(ABOUT THIS EXERCISE): The records underneath are to be repeated exactly, with the pictures left out.

(Records from a data source):
----------------------------------------

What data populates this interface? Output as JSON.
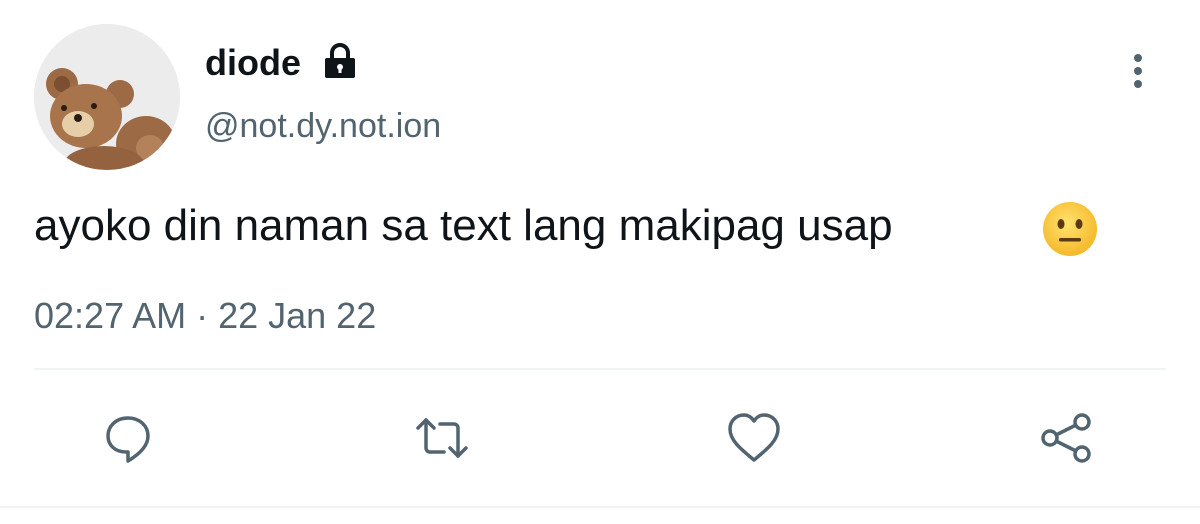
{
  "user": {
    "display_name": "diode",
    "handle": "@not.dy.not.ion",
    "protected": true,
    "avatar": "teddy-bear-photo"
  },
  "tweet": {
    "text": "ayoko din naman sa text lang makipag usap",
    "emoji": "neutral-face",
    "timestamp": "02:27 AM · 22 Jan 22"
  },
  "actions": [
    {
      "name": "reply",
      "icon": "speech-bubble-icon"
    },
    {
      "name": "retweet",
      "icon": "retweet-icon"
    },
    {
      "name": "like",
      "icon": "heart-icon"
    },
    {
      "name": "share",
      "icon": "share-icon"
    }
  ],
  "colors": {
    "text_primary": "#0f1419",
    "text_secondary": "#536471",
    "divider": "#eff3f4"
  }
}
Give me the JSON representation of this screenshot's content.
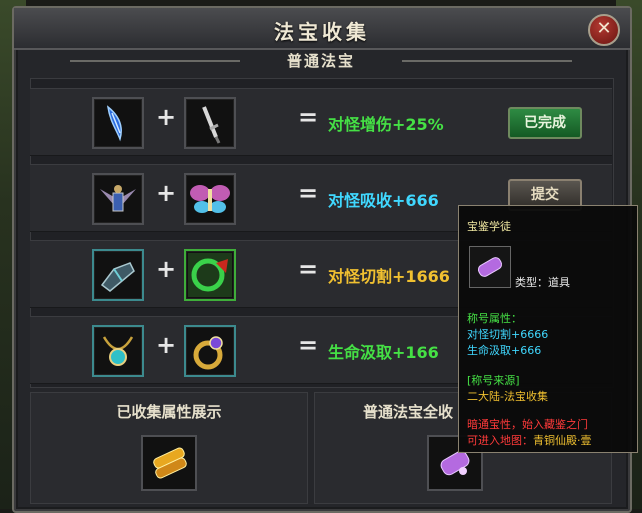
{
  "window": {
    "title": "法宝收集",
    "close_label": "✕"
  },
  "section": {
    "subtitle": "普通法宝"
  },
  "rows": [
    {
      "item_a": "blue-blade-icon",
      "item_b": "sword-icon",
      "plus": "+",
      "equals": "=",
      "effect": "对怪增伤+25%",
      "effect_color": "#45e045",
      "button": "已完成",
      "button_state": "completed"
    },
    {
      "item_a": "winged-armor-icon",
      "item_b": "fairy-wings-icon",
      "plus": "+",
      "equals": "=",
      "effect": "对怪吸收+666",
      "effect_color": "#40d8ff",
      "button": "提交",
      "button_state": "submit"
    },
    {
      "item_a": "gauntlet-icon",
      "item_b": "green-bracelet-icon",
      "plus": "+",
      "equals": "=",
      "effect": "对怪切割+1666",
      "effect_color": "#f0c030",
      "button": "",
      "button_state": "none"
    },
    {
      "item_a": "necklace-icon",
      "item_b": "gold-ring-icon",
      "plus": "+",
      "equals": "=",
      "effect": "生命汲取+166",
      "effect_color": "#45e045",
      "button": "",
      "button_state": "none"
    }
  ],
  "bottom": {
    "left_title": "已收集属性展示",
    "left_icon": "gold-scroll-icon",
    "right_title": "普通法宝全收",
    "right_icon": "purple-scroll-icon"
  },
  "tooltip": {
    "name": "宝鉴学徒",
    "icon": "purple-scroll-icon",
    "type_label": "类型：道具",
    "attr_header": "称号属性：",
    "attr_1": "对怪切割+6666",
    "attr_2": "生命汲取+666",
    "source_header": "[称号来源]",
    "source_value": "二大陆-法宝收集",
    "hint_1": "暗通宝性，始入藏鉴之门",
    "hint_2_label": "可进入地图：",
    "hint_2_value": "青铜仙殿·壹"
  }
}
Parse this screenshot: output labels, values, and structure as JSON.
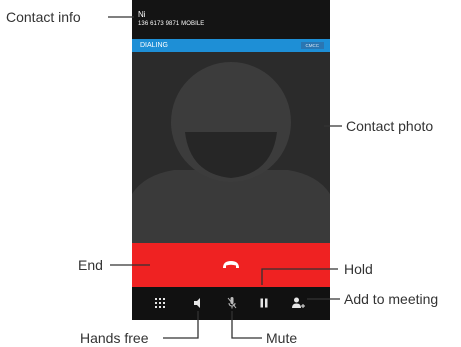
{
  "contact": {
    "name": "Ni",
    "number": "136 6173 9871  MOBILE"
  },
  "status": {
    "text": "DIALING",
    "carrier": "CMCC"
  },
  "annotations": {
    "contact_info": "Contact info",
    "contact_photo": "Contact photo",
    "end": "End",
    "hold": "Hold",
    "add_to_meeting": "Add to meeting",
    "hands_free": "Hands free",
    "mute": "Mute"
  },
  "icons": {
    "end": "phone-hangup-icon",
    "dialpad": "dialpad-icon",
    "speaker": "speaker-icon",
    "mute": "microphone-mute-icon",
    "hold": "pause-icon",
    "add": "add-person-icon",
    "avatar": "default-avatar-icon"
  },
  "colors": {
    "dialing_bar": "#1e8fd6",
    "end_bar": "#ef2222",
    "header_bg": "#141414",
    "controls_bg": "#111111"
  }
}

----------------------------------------

(TASK ANSWER):
What data populates this interface? Output as JSON.
{
  "user": {
    "display_name": "diode",
    "handle": "@not.dy.not.ion",
    "protected": true,
    "avatar": "teddy-bear-photo"
  },
  "tweet": {
    "text": "ayoko din naman sa text lang makipag usap",
    "emoji": "neutral-face",
    "timestamp": "02:27 AM · 22 Jan 22"
  },
  "actions": [
    {
      "name": "reply",
      "icon": "speech-bubble-icon"
    },
    {
      "name": "retweet",
      "icon": "retweet-icon"
    },
    {
      "name": "like",
      "icon": "heart-icon"
    },
    {
      "name": "share",
      "icon": "share-icon"
    }
  ],
  "colors": {
    "text_primary": "#0f1419",
    "text_secondary": "#536471",
    "divider": "#eff3f4"
  }
}
Give me the JSON representation of this screenshot's content.
{
  "window": {
    "title": "法宝收集",
    "close_label": "✕"
  },
  "section": {
    "subtitle": "普通法宝"
  },
  "rows": [
    {
      "item_a": "blue-blade-icon",
      "item_b": "sword-icon",
      "plus": "+",
      "equals": "=",
      "effect": "对怪增伤+25%",
      "effect_color": "#45e045",
      "button": "已完成",
      "button_state": "completed"
    },
    {
      "item_a": "winged-armor-icon",
      "item_b": "fairy-wings-icon",
      "plus": "+",
      "equals": "=",
      "effect": "对怪吸收+666",
      "effect_color": "#40d8ff",
      "button": "提交",
      "button_state": "submit"
    },
    {
      "item_a": "gauntlet-icon",
      "item_b": "green-bracelet-icon",
      "plus": "+",
      "equals": "=",
      "effect": "对怪切割+1666",
      "effect_color": "#f0c030",
      "button": "",
      "button_state": "none"
    },
    {
      "item_a": "necklace-icon",
      "item_b": "gold-ring-icon",
      "plus": "+",
      "equals": "=",
      "effect": "生命汲取+166",
      "effect_color": "#45e045",
      "button": "",
      "button_state": "none"
    }
  ],
  "bottom": {
    "left_title": "已收集属性展示",
    "left_icon": "gold-scroll-icon",
    "right_title": "普通法宝全收",
    "right_icon": "purple-scroll-icon"
  },
  "tooltip": {
    "name": "宝鉴学徒",
    "icon": "purple-scroll-icon",
    "type_label": "类型：道具",
    "attr_header": "称号属性：",
    "attr_1": "对怪切割+6666",
    "attr_2": "生命汲取+666",
    "source_header": "[称号来源]",
    "source_value": "二大陆-法宝收集",
    "hint_1": "暗通宝性，始入藏鉴之门",
    "hint_2_label": "可进入地图：",
    "hint_2_value": "青铜仙殿·壹"
  }
}
Parse this screenshot: output labels, values, and structure as JSON.
{
  "contact": {
    "name": "Ni",
    "number": "136 6173 9871  MOBILE"
  },
  "status": {
    "text": "DIALING",
    "carrier": "CMCC"
  },
  "annotations": {
    "contact_info": "Contact info",
    "contact_photo": "Contact photo",
    "end": "End",
    "hold": "Hold",
    "add_to_meeting": "Add to meeting",
    "hands_free": "Hands free",
    "mute": "Mute"
  },
  "icons": {
    "end": "phone-hangup-icon",
    "dialpad": "dialpad-icon",
    "speaker": "speaker-icon",
    "mute": "microphone-mute-icon",
    "hold": "pause-icon",
    "add": "add-person-icon",
    "avatar": "default-avatar-icon"
  },
  "colors": {
    "dialing_bar": "#1e8fd6",
    "end_bar": "#ef2222",
    "header_bg": "#141414",
    "controls_bg": "#111111"
  }
}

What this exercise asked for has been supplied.